The profile of the Chief Information Officer is changing. We've moved beyond the days when technical experience was the predominant qualification for the job. Now the CIO must be many things to many people, and one of the most important attributes he or she must bring to the job is leadership. Our interviews with more than 340 CIOs in North America and Europe indicate that leadership is about forming a view and rallying the organization around that vision to achieve results that are exceptional.
How is leadership demonstrated by the CIO? First and foremost, the CIO must be a very strong communicator, both orally and in print. When an executive recruitment firm, such as ours at Korn/Ferry, looks at CIO candidates, it discerns how well they communicate at different levels: with the CEO, peers, and subordinates.
The successful CIO must be able to speak in plain language, understanding that even the words themselves have changed. A management that once spoke of feedback loops, control systems, compliance and measurement devices now uses such words as empower-ment, alliances, shared values and consensus. Today's CIO must use multiple styles to communicate ideas and motivate people, articulating a vision for the IS group and its peers in other company functions.
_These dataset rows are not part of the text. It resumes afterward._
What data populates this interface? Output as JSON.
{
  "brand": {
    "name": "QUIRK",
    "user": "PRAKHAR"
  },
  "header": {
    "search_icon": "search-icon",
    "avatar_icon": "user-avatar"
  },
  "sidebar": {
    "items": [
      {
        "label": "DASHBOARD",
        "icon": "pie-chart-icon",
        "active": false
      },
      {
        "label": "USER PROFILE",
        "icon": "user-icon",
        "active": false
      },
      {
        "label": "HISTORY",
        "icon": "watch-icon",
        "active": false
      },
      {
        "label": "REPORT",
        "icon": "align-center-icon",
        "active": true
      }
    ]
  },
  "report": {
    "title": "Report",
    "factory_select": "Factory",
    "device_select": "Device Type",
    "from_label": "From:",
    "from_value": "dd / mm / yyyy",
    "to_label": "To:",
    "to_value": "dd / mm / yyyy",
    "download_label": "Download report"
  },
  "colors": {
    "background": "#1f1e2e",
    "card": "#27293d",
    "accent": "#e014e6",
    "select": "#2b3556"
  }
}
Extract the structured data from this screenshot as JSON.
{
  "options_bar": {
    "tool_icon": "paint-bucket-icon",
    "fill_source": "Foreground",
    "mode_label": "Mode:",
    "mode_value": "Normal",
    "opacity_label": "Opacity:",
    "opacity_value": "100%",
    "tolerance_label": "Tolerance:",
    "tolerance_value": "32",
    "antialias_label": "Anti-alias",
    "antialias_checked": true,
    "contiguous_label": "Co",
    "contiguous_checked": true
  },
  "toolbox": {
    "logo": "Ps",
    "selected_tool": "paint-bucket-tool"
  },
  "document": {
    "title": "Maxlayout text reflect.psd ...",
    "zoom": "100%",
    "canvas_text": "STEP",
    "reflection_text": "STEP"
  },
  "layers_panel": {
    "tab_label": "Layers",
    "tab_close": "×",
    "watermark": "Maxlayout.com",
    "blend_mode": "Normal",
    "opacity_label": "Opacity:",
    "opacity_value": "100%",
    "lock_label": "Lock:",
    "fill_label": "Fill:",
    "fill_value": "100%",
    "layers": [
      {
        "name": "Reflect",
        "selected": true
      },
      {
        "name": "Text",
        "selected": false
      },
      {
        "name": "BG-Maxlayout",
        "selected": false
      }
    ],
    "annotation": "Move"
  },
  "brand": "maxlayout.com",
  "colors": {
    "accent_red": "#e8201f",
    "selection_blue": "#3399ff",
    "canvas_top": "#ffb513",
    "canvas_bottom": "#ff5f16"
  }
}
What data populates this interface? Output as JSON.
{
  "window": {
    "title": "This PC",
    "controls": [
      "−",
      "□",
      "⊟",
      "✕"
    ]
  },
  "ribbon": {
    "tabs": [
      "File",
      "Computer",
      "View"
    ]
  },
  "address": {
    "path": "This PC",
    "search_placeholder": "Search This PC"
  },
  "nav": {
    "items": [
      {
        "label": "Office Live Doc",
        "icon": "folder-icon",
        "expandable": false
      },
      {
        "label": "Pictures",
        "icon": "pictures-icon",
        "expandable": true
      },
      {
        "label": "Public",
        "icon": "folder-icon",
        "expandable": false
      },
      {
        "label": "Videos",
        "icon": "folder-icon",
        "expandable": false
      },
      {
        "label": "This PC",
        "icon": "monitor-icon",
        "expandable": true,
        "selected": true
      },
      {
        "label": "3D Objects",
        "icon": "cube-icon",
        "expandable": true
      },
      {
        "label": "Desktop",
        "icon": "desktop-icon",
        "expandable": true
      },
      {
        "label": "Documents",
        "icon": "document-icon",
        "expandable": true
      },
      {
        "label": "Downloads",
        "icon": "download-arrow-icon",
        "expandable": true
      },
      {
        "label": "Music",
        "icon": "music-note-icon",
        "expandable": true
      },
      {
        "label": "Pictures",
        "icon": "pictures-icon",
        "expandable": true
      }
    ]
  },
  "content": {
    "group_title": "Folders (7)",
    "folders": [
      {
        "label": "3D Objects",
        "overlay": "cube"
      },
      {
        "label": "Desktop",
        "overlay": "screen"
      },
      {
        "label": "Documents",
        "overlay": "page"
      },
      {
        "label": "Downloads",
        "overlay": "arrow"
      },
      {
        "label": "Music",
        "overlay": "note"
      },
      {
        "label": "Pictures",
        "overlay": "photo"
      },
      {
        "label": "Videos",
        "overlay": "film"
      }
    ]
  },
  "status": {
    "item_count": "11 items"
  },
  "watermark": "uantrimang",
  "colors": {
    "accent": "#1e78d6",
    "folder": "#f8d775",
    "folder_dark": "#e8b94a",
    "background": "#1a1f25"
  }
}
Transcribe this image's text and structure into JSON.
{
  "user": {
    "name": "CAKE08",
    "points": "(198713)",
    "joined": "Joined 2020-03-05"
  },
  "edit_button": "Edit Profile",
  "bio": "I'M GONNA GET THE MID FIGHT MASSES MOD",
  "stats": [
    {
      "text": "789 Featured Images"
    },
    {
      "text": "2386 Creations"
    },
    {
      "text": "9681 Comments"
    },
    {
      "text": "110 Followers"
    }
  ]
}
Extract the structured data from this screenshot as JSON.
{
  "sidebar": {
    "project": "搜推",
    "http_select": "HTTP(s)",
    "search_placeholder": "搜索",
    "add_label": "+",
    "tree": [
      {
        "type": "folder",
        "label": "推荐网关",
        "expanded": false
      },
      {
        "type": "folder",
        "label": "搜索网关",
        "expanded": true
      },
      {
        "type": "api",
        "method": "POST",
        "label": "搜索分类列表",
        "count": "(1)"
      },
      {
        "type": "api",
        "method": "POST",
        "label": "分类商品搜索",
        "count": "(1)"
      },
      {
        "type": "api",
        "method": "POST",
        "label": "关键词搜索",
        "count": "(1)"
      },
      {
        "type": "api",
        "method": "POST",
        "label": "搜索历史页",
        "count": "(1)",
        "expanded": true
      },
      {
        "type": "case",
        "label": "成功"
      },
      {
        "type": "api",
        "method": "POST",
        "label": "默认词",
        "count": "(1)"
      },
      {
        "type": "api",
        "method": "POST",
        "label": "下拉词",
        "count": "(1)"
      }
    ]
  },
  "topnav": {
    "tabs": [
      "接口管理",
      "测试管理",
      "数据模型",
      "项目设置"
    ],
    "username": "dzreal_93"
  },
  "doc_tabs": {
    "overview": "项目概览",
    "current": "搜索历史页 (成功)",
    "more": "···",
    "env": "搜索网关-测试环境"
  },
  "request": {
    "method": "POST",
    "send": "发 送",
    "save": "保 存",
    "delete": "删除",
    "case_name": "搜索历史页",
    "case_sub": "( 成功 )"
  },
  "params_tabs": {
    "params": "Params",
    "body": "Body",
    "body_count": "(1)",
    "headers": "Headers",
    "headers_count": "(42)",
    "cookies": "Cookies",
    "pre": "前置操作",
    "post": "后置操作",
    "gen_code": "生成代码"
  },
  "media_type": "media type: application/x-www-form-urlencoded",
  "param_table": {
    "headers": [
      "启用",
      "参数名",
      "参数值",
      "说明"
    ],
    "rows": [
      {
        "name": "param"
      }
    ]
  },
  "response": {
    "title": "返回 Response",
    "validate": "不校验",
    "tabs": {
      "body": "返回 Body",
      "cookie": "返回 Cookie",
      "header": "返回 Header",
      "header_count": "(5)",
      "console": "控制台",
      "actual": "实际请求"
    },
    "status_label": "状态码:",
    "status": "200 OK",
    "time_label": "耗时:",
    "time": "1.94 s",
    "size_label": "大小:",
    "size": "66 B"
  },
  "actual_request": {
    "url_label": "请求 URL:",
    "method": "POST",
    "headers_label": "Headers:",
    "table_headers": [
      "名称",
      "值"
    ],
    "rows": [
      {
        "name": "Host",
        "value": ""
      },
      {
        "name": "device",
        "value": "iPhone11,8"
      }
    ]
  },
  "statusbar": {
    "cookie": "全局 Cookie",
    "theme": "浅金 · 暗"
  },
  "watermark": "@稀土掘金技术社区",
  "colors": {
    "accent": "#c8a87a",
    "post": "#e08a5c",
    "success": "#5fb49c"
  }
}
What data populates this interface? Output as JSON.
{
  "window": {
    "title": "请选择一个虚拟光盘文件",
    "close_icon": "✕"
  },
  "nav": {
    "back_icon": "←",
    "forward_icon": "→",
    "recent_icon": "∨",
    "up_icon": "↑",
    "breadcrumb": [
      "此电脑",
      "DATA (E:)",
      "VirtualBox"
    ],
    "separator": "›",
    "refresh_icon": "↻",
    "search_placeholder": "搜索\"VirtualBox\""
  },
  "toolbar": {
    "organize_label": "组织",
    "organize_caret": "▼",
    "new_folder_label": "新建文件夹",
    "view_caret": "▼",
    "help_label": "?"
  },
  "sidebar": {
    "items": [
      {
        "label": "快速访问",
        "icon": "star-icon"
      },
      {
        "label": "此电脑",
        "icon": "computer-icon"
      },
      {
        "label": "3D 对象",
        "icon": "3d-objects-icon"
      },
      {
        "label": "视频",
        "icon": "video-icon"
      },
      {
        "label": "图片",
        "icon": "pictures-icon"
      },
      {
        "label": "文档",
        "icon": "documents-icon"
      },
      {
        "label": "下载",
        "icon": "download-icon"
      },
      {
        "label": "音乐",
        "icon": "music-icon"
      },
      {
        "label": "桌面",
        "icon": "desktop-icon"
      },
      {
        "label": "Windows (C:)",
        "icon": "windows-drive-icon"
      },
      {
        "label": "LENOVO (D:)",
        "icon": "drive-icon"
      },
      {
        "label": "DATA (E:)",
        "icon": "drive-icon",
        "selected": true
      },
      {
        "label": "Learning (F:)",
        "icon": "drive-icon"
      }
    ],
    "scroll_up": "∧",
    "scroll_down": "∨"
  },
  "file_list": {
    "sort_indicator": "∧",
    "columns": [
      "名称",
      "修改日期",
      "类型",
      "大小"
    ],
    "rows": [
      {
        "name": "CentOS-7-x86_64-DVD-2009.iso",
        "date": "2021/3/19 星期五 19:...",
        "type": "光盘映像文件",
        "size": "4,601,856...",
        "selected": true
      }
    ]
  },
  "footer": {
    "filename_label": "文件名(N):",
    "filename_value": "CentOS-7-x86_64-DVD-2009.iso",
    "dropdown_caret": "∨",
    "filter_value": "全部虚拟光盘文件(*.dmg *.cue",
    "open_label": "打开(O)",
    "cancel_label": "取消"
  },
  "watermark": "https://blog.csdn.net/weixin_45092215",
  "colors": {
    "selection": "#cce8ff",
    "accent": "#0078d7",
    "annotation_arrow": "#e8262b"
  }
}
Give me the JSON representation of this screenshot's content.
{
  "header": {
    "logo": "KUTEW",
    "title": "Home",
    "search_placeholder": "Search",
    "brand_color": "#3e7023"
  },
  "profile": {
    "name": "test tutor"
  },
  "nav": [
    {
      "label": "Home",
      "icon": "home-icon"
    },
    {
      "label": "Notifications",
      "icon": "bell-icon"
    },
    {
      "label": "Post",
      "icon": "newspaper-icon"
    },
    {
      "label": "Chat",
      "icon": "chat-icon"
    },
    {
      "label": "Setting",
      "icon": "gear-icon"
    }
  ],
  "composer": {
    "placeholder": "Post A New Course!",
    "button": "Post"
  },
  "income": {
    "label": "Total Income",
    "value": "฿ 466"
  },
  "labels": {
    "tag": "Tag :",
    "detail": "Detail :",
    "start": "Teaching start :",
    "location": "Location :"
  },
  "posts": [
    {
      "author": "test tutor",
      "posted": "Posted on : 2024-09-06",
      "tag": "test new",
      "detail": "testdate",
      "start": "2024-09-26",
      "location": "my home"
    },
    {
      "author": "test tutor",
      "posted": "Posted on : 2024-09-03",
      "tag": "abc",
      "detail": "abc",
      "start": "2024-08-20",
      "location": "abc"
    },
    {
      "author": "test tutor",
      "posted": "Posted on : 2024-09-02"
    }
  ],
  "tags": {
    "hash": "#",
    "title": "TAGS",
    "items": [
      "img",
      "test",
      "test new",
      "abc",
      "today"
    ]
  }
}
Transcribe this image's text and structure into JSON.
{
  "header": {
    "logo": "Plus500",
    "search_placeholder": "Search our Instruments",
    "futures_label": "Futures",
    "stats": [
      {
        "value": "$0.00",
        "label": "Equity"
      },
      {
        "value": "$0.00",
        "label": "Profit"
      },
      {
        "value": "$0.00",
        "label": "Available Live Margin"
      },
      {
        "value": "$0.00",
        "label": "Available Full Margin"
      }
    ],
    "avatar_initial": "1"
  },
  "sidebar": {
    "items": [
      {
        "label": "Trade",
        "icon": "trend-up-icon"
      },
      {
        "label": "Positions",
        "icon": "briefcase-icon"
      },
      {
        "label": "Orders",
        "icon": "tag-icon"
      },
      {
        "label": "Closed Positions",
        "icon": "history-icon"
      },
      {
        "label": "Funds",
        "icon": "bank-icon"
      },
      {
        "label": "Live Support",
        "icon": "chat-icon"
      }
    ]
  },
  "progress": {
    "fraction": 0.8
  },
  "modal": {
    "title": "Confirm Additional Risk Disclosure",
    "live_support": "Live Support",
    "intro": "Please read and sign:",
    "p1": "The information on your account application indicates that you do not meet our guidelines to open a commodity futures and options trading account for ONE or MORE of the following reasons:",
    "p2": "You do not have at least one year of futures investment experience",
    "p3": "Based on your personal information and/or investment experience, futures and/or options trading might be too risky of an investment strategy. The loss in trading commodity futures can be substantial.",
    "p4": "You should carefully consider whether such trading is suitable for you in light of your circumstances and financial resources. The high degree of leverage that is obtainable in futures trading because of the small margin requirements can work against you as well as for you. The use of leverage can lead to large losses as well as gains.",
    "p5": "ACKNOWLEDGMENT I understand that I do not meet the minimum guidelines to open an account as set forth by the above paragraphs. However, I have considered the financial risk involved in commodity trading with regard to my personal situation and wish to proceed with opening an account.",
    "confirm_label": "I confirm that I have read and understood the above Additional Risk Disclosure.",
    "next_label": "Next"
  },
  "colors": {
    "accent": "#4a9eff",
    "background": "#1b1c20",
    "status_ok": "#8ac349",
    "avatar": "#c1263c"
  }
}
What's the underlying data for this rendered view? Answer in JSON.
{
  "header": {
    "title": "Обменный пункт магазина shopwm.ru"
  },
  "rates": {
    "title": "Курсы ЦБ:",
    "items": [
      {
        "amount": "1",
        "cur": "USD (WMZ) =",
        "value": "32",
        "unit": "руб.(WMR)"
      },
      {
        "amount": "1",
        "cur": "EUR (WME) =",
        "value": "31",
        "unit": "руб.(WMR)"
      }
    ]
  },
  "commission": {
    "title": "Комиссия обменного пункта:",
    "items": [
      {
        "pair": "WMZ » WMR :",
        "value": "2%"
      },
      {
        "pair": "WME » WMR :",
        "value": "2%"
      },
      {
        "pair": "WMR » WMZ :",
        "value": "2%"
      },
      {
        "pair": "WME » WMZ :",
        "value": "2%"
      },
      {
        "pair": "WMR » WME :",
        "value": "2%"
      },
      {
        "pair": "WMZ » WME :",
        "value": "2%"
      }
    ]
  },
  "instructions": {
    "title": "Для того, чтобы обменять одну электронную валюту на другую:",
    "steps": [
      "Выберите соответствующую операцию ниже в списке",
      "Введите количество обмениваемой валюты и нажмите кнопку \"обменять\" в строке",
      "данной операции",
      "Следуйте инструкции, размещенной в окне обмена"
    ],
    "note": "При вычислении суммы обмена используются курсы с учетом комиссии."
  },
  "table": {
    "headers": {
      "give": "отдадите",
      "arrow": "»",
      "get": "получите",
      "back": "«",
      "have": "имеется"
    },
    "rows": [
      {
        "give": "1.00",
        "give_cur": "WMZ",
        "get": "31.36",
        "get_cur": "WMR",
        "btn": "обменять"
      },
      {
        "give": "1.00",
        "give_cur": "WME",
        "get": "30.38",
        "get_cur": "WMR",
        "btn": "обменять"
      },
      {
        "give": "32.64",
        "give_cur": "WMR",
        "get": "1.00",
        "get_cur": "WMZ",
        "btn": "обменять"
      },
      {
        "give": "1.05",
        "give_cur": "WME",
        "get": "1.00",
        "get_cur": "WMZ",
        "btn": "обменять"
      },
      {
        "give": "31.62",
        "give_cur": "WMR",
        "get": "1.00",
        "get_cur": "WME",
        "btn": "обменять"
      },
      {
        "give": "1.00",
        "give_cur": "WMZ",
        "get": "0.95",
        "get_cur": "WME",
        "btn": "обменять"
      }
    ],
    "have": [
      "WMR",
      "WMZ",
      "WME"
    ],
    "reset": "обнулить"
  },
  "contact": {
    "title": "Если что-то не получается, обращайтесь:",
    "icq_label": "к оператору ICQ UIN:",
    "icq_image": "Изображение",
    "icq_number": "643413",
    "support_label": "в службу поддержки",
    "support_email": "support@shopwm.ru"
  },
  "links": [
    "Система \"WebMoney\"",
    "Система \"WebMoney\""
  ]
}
Those who have obtained the best positions in our highest level searches not only understand how to be a good communicator but also know when to listen. Over and over, we are told that the best CIOs listen to their peers in finance, human resources, marketing and other departments. As CIOs rise ever higher on the organization chart, their inter-personal skills, a major function of leadership skills, must come to the forefront. Words that may not be part of the previous CIO vocabulary - such as empathy, openness, and candor - are often used to describe these successful CIO candidates. These individuals make their peers into confidants, promoting joint ownership of projects and communicating ideas and initiatives across the organization.
FULL COMPLEMENT OF SKILLS
What are the most important activities for CIOs to focus on if they wish to advance their career and expand their responsibilities? And what are the critical success factors for advancement, apart from leadership, in the near future?
For the CIO to make a mark in the new, more people-oriented organizational universe, he or she must also be a technology guru, negotiator, project manager, fire-fighter and customer service representative. And let's not forget the ability to be responsive to business needs, while demonstrating good judgement and knowledge in selecting IT solutions that meet strategic goals.
Clearly, the ability to understand and effectively manage technology is of critical importance to the job, yet when selecting a CIO, Boards of Directors and CEOs almost always select the person who is able to readily articulate the technology vision. So despite the absolute need for technological competence, the selection process still puts a premium on communications skills. CEOs want today's CIOs to be enablers, with business acumen and presence in the boardroom, and the ability to manage and evangelize change, based on maintaining competi-tive advantage and leveraging the customer base.